Integrated reporting, according to Professor Robert Eccles, “is an explanation of a company’s financial and nonfinancial performance in the context of its strategy, which helps investors determine its ability to create value over the long term.”

“Integrated reporting is an opportunity for shareholders and other stakeholders to gain a more holistic understanding of a company internally as well as by shareholders and other stakeholders.”

Integrated reporting is an opportunity for shareholders and other stakeholders to gain a more holistic understanding of a company internally as well as by shareholders and other stakeholders.

In addition to being on the faculty at HBS, Eccles chairs the Board of Directors of the Sustainability Accounting Standards Board (SASB), a non-profit founded in 2011 with the mission of establishing corporate reporting guidelines for environmental, social and governance (ESG) impacts. One of the key pillars of SASB is the integration of financial and sustainability information in one report; another is the tailoring of reporting requirements to each industry, to ensure a focus on issues that are material to investors.

“There are challenges,” Eccles admits. “For example, unlike financial reporting, which has sophisticated management control and IT systems, nonfinancial information can be more challenging to pull together — and the CFO is not always comfortable working with nonfinancial information.” On the investor side, while the percentage of assets using ESG criteria has grown rapidly, most mainstream investors have been slow to incorporate nonfinancial information into their decision-making.

Eccles frequently collaborates with George Serafeim, Assistant Professor of Business Administration (see profile). They have co-authored a number of articles on corporate sustainability and integrated reporting, developed and taught a doctoral seminar on “The Role of the Corporation in Society” and an executive education program on “Innovating for Sustainability,” and hosted an academic conference on “Sustainability and the Corporation: Big Ideas.”

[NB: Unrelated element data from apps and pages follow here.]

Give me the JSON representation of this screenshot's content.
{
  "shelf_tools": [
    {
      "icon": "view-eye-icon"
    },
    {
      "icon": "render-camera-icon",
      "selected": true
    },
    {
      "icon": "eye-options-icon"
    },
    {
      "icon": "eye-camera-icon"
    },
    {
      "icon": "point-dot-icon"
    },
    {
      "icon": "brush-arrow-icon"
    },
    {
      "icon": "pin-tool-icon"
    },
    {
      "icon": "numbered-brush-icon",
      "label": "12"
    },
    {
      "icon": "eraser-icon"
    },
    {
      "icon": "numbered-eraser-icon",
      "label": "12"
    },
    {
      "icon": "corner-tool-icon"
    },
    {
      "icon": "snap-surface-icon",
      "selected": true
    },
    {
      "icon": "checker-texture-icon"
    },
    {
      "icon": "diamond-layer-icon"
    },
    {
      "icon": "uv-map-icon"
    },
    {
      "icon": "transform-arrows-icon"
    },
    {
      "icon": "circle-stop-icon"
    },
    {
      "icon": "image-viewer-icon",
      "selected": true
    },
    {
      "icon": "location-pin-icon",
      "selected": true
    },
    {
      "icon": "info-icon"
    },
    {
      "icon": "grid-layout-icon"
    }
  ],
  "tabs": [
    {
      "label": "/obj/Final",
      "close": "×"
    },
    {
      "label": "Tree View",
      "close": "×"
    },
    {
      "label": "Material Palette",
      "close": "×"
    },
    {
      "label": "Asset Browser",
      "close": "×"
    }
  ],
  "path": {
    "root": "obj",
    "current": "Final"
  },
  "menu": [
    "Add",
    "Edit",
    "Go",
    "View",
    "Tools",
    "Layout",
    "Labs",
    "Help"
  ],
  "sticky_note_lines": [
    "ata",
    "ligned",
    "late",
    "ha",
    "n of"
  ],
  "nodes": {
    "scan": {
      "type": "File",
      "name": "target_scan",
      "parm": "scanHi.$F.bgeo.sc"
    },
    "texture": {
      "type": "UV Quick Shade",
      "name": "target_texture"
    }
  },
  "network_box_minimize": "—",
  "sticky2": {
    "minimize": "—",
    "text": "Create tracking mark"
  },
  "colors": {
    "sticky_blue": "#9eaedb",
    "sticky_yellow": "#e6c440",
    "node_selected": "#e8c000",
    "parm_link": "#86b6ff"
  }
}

“George is an economist and I’m a sociologist,” says Eccles, “so we bring two very different but complementary perspectives together. He thinks a bit more about markets and I think a bit more about institutions. We share a common interest in helping companies develop more sustainable strategies, helping investors take a longer-term perspective, and together helping to create a more sustainable society.”